The spiritual adepts are consciously surrendered to this movement, letting it have its way with them. Most people unconsciously resist this surrender until they are checkmate by a life crisis or the rare gratuitous breakthrough of Spirit that perforates their egoic compensatory structure, exposing it as the patchwork “Rube Goldberg” that it actually is.

Spiritual practice is often treated in the self-help or mental-health spheres as a kind of psychotherapy-renamed, a self-improvement add-on to an existing identity. This impression is partly from psychotherapists appropriating and technique-ifying traditional practices such as “mindfulness,” deforming them into a Western psychodynamic view — which, when not purloining authentic spiritual practice, just-as-often sees it as dissociative, and so pathologizes experiences of boundlessness or egolessness even in obviously-healthy individuals.

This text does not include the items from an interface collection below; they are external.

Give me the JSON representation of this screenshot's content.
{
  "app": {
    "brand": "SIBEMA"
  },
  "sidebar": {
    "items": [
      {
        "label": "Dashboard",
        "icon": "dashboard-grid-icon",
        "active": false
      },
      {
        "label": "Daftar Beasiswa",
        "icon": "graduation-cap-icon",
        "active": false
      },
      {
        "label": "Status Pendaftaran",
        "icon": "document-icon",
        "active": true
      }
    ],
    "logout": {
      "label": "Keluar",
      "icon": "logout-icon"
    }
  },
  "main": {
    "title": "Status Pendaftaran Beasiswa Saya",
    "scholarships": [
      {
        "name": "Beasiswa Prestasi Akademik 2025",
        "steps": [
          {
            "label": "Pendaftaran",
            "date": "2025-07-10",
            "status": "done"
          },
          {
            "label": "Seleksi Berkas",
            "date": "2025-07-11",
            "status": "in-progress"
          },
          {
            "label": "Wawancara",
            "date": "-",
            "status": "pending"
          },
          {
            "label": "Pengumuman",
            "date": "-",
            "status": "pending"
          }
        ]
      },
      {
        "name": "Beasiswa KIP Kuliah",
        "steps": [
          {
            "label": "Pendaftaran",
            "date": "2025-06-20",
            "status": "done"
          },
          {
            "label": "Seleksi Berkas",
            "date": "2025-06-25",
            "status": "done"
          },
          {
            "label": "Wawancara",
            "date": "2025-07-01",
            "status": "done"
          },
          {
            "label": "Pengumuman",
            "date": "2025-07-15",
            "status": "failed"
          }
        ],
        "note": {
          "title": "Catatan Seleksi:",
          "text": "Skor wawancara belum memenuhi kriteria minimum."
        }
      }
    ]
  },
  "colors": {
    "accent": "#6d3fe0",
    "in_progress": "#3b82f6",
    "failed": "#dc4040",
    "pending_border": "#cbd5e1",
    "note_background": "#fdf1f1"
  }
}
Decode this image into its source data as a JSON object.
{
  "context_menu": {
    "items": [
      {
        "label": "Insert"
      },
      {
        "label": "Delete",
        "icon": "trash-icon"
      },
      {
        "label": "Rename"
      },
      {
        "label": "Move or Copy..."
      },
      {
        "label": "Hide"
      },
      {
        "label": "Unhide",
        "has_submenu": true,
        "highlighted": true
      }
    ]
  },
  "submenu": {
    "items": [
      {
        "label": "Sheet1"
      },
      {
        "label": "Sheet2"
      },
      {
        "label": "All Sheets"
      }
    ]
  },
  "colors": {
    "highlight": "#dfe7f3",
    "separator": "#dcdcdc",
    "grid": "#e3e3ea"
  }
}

Just as often, unready and self-appointed teachers who cannot draw upon pure Silence in a transmissible way find that psychodynamic techniques are more accessible both for themselves and their audience, renaming psychological or group-process techniques as “ grounded spirituality.”  This has led to a commoditizing and dumbing-down of “mindfulness,” traditional teaching-stories, and the poetry of historical masters such as Rumi.

The actual overlap between spiritual practice and psychotherapy is really only about 15% — with the bulk of spiritual practice inexpressible to those who have not had a certain supra-egoic or supra-conscious experience. Psychodynamic insight is just not the same as spiritual realization — though it is most desirable & necessary, especially in our time.

Nor is spiritual perception reached through psychodynamic processes, because the identification with our personal psychological processes — necessary though it may be in daylighting the unconscious — is one of the things standing in the way of authentic inner freedom. Psychotherapy is for the repair of life situations; spiritual practice is for the repair of that fundamental split between felt-identity and the boundless ground of universal Pure Being that is the deep root of all subjective, personal identity.

In other words, psychotherapy’s aims are cultural; spiritual practice’s aims are not even soteriological (which is again an attempt to frame it in familiar, unthreatening terms).

Integration doesn’t happen from inside fragmentation, but only when one can step outside the fragmented pieces into a larger sphere of awareness in which the fragmentation is a subset. Then you have some perspective and some leverage.

And when that breakthrough comes, it comes not as an intuition or concept but as an uprooting of one’s very identity






See also:

What the Teacher Does

Following a Spiritual Guide

Spiritual Teaching